(the building where I had to go for my appointment on Monday)
A couple of weeks ago, I got a folder in the mail from the Gemeente Utrecht (city offices sort of thing). That’s rarely a good thing anywhere, so I was apprehensive opening it. Sure enough, there was a letter telling me I was invited to begin the inburgering program (Dutch integration program) with an appointment at 10:15 on 5 January.
At first glance, you might not think that’s such a big deal. In fact, it might seem like a good thing — but it’s not. It’s an intensive, expensive program culminating in six 1-hour exams or more, with questions covering more than just history and politics. I’ve heard of questions involving discussion of how to build a shed, along with topics about childbirth, as well. Not to mention various other requirements involving reports or role-playing that are too convoluted to go into here.
Needless to say, I didn’t want to do this program. I also was under the impression that I did not have to do it, because of G being an EU citizen and the fact that I was admitted into the country as his partner. Of course, tracking down official information is not so easy. Ultimately, though, I read enough to make me pretty positive that under EU law, as a partner of an EU citizen, I was covered under the freedom of movement law, making me exempt from the inburgering program.
Despite being fairly positive, I was still a bit nervous this morning when it came time to head off for my interview. All the worrying was in vain, as it has always been when it comes to anything regarding immigration here. Everyone is always very friendly, kind and helpful, and the woman I met with didn’t seem to have any issue when I said that I didn’t think I was required to do the program. She looked at my residence card — which says essentially that I have the same rights as an EU citizen — and that was that. She made a copy of my card and passport, just for the records, and explained that they generally send the letter out to everyone who isn’t an EU citizen themselves, but that I wasn’t their target. As long as G and I don’t break up, I don’t have to do the program.

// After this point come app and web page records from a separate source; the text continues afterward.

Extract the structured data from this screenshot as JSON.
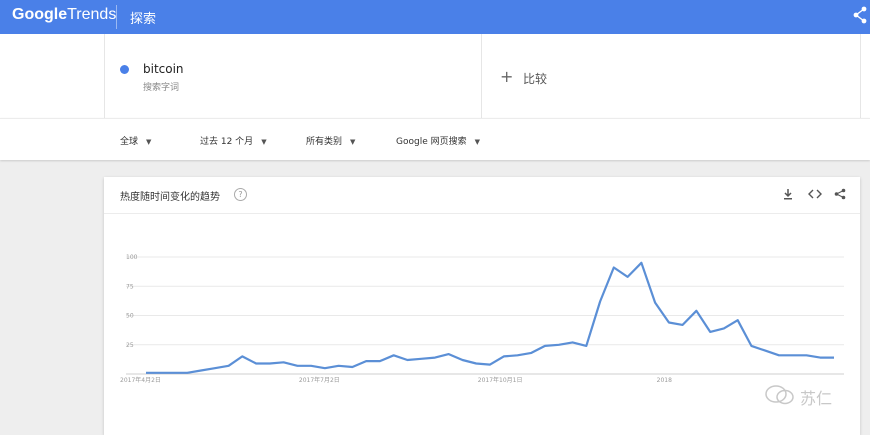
{
  "header": {
    "logo_google": "Google",
    "logo_trends": "Trends",
    "page_label": "探索",
    "share_icon": "share-icon"
  },
  "terms": [
    {
      "name": "bitcoin",
      "type": "搜索字词",
      "color": "#4a80e8"
    }
  ],
  "compare": {
    "plus": "+",
    "label": "比较"
  },
  "filters": [
    {
      "label": "全球"
    },
    {
      "label": "过去 12 个月"
    },
    {
      "label": "所有类别"
    },
    {
      "label": "Google 网页搜索"
    }
  ],
  "chart_card": {
    "title": "热度随时间变化的趋势",
    "help_icon": "help-icon",
    "icons": [
      "download-icon",
      "embed-icon",
      "share-icon"
    ]
  },
  "chart_data": {
    "type": "line",
    "title": "热度随时间变化的趋势",
    "xlabel": "",
    "ylabel": "",
    "ylim": [
      0,
      100
    ],
    "yticks": [
      "100",
      "75",
      "50",
      "25"
    ],
    "xticks": [
      {
        "index": 0,
        "label": "2017年4月2日"
      },
      {
        "index": 13,
        "label": "2017年7月2日"
      },
      {
        "index": 26,
        "label": "2017年10月1日"
      },
      {
        "index": 39,
        "label": "2018"
      }
    ],
    "grid": true,
    "series": [
      {
        "name": "bitcoin",
        "color": "#5b8fd6",
        "values": [
          1,
          1,
          1,
          1,
          3,
          5,
          7,
          15,
          9,
          9,
          10,
          7,
          7,
          5,
          7,
          6,
          11,
          11,
          16,
          12,
          13,
          14,
          17,
          12,
          9,
          8,
          15,
          16,
          18,
          24,
          25,
          27,
          24,
          62,
          91,
          83,
          95,
          61,
          44,
          42,
          54,
          36,
          39,
          46,
          24,
          20,
          16,
          16,
          16,
          14,
          14
        ]
      }
    ]
  },
  "watermark": {
    "text": "苏仁",
    "icon": "wechat-icon"
  }
}
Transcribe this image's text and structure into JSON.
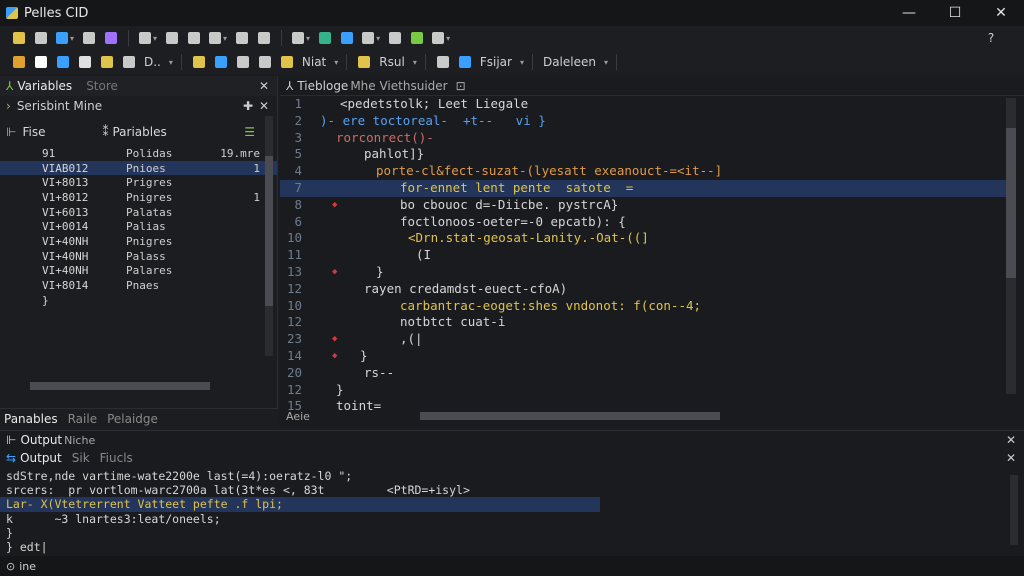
{
  "window": {
    "title": "Pelles CID",
    "controls": [
      "—",
      "☐",
      "✕"
    ]
  },
  "toolbar1": {
    "buttons": [
      {
        "name": "new-file-icon",
        "color": "#e0c34a"
      },
      {
        "name": "open-file-icon",
        "color": "#c9c9c9"
      },
      {
        "name": "back-icon",
        "color": "#3aa0ff"
      },
      {
        "name": "forward-icon",
        "color": "#c9c9c9"
      },
      {
        "name": "bookmark-icon",
        "color": "#a070ff"
      },
      {
        "name": "copy-icon",
        "color": "#c9c9c9"
      },
      {
        "name": "paste-icon",
        "color": "#c9c9c9"
      },
      {
        "name": "clipboard-icon",
        "color": "#c9c9c9"
      },
      {
        "name": "build-icon",
        "color": "#c9c9c9"
      },
      {
        "name": "edit-icon",
        "color": "#c9c9c9"
      },
      {
        "name": "doc-icon",
        "color": "#c9c9c9"
      },
      {
        "name": "run-icon",
        "color": "#c9c9c9"
      },
      {
        "name": "find-icon",
        "color": "#34b28a"
      },
      {
        "name": "search-icon",
        "color": "#3aa0ff"
      },
      {
        "name": "stop-icon",
        "color": "#c9c9c9"
      },
      {
        "name": "zoom-icon",
        "color": "#c9c9c9"
      },
      {
        "name": "branch-icon",
        "color": "#7ac943"
      },
      {
        "name": "tools-icon",
        "color": "#c9c9c9"
      }
    ],
    "right_icon": "?"
  },
  "toolbar2": {
    "items": [
      {
        "type": "icon",
        "name": "folder-icon",
        "color": "#e0a030"
      },
      {
        "type": "icon",
        "name": "add-icon",
        "color": "#ffffff"
      },
      {
        "type": "icon",
        "name": "link-icon",
        "color": "#3aa0ff"
      },
      {
        "type": "icon",
        "name": "delete-icon",
        "color": "#e0e0e0"
      },
      {
        "type": "icon",
        "name": "page-icon",
        "color": "#e0c34a"
      },
      {
        "type": "icon",
        "name": "file-icon",
        "color": "#c9c9c9"
      },
      {
        "type": "label",
        "text": "D.."
      },
      {
        "type": "icon",
        "name": "bracket-icon",
        "color": "#e0c34a"
      },
      {
        "type": "icon",
        "name": "grid-icon",
        "color": "#3aa0ff"
      },
      {
        "type": "icon",
        "name": "list-icon",
        "color": "#c9c9c9"
      },
      {
        "type": "icon",
        "name": "dash-icon",
        "color": "#c9c9c9"
      },
      {
        "type": "icon",
        "name": "n-icon",
        "color": "#e0c34a"
      },
      {
        "type": "label",
        "text": "Niat"
      },
      {
        "type": "icon",
        "name": "square-icon",
        "color": "#e0c34a"
      },
      {
        "type": "label",
        "text": "Rsul"
      },
      {
        "type": "icon",
        "name": "undo-icon",
        "color": "#c9c9c9"
      },
      {
        "type": "icon",
        "name": "redo-icon",
        "color": "#3aa0ff"
      },
      {
        "type": "label",
        "text": "Fsijar"
      },
      {
        "type": "label",
        "text": "Daleleen"
      }
    ]
  },
  "left_panel": {
    "tab_title": "Variables",
    "tab_secondary": "Store",
    "sub_header": "Serisbint Mine",
    "columns": [
      "Fise",
      "Pariables"
    ],
    "rows": [
      {
        "name": "91",
        "type": "Polidas",
        "value": "19.mre"
      },
      {
        "name": "VIAB012",
        "type": "Pnioes",
        "value": "1"
      },
      {
        "name": "VI+8013",
        "type": "Prigres",
        "value": ""
      },
      {
        "name": "V1+8012",
        "type": "Pnigres",
        "value": "1"
      },
      {
        "name": "VI+6013",
        "type": "Palatas",
        "value": ""
      },
      {
        "name": "VI+0014",
        "type": "Palias",
        "value": ""
      },
      {
        "name": "VI+40NH",
        "type": "Pnigres",
        "value": ""
      },
      {
        "name": "VI+40NH",
        "type": "Palass",
        "value": ""
      },
      {
        "name": "VI+40NH",
        "type": "Palares",
        "value": ""
      },
      {
        "name": "VI+8014",
        "type": "Pnaes",
        "value": ""
      },
      {
        "name": "}",
        "type": "",
        "value": ""
      }
    ],
    "bottom_tabs": [
      "Panables",
      "Raile",
      "Pelaidge"
    ]
  },
  "editor": {
    "tab_title": "Tiebloge",
    "tab_sub": "Mhe Viethsuider",
    "lines": [
      {
        "n": "1",
        "text": "<pedetstolk; Leet Liegale",
        "indent": 60,
        "color": "#d6d6d6"
      },
      {
        "n": "2",
        "text": ")- ere toctoreal-  +t--   vi }",
        "indent": 40,
        "color": "#5aa0f0"
      },
      {
        "n": "3",
        "text": "rorconrect()-",
        "indent": 56,
        "color": "#cc6a6a"
      },
      {
        "n": "5",
        "text": "pahlot]}",
        "indent": 84,
        "color": "#d6d6d6"
      },
      {
        "n": "4",
        "text": "porte-cl&fect-suzat-(lyesatt exeanouct-=<it--]",
        "indent": 96,
        "color": "#e09a4a"
      },
      {
        "n": "7",
        "text": "for-ennet lent pente  satote  =",
        "indent": 120,
        "color": "#e0c34a",
        "hl": true
      },
      {
        "n": "8",
        "text": "bo cbouoc d=-Diicbe. pystrcA}",
        "indent": 120,
        "color": "#d6d6d6"
      },
      {
        "n": "6",
        "text": "foctlonoos-oeter=-0 epcatb): {",
        "indent": 120,
        "color": "#d6d6d6"
      },
      {
        "n": "10",
        "text": "<Drn.stat-geosat-Lanity.-Oat-((]",
        "indent": 128,
        "color": "#e0c34a"
      },
      {
        "n": "11",
        "text": "(I",
        "indent": 136,
        "color": "#d6d6d6"
      },
      {
        "n": "13",
        "text": "}",
        "indent": 96,
        "color": "#d6d6d6"
      },
      {
        "n": "12",
        "text": "rayen credamdst-euect-cfoA)",
        "indent": 84,
        "color": "#d6d6d6"
      },
      {
        "n": "10",
        "text": "carbantrac-eoget:shes vndonot: f(con--4;",
        "indent": 120,
        "color": "#e0c34a"
      },
      {
        "n": "12",
        "text": "notbtct cuat-i",
        "indent": 120,
        "color": "#d6d6d6"
      },
      {
        "n": "23",
        "text": ",(|",
        "indent": 120,
        "color": "#d6d6d6"
      },
      {
        "n": "14",
        "text": "}",
        "indent": 80,
        "color": "#d6d6d6"
      },
      {
        "n": "20",
        "text": "rs--",
        "indent": 84,
        "color": "#d6d6d6"
      },
      {
        "n": "12",
        "text": "}",
        "indent": 56,
        "color": "#d6d6d6"
      },
      {
        "n": "15",
        "text": "toint=",
        "indent": 56,
        "color": "#d6d6d6"
      }
    ],
    "markers_rows": [
      6,
      10,
      14,
      15
    ],
    "bottom_label": "Aeie"
  },
  "output": {
    "title": "Output",
    "title_sub": "Niche",
    "tabs": [
      "Output",
      "Sik",
      "Fiucls"
    ],
    "lines": [
      {
        "text": "sdStre,nde vartime-wate2200e last(=4):oeratz-l0 \";",
        "color": "#d6d6d6"
      },
      {
        "text": "srcers:  pr vortlom-warc2700a lat(3t*es <, 83t         <PtRD=+isyl>",
        "color": "#d6d6d6"
      },
      {
        "text": "Lar- X(Vtetrerrent Vatteet pefte .f lpi;",
        "color": "#e0c34a",
        "hl": true
      },
      {
        "text": "k      ~3 lnartes3:leat/oneels;",
        "color": "#d6d6d6"
      },
      {
        "text": "}",
        "color": "#d6d6d6"
      },
      {
        "text": "} edt|",
        "color": "#d6d6d6"
      }
    ]
  },
  "status": {
    "text": "ine"
  }
}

Ultimately, if I wanted to become a Dutch citizen, I’d have to at least pass some sort of exam, although the program isn’t actually mandatory. As it stands, after five years, I will have almost all of the benefits of being a Dutch citizen, without actually having to become one, per the IND (immigration) officer I met with when we first moved.
So, I didn’t have to use any of my examples to show that I’m trying to assimilate and integrate already. I didn’t have to explain how we came in fourth — out of eight teams — at the Christmas Eve Quiz, beating at least eight other actual Dutch people. I didn’t have to explain how we’d taken part in Sinterklaas this year and even written poems (even if they were in English). I didn’t have to give my scores at sjoelen. I didn’t even have to pull out my ace and sing along to Utrecht Mijn Stad!
Utereg het mooist van allemaal!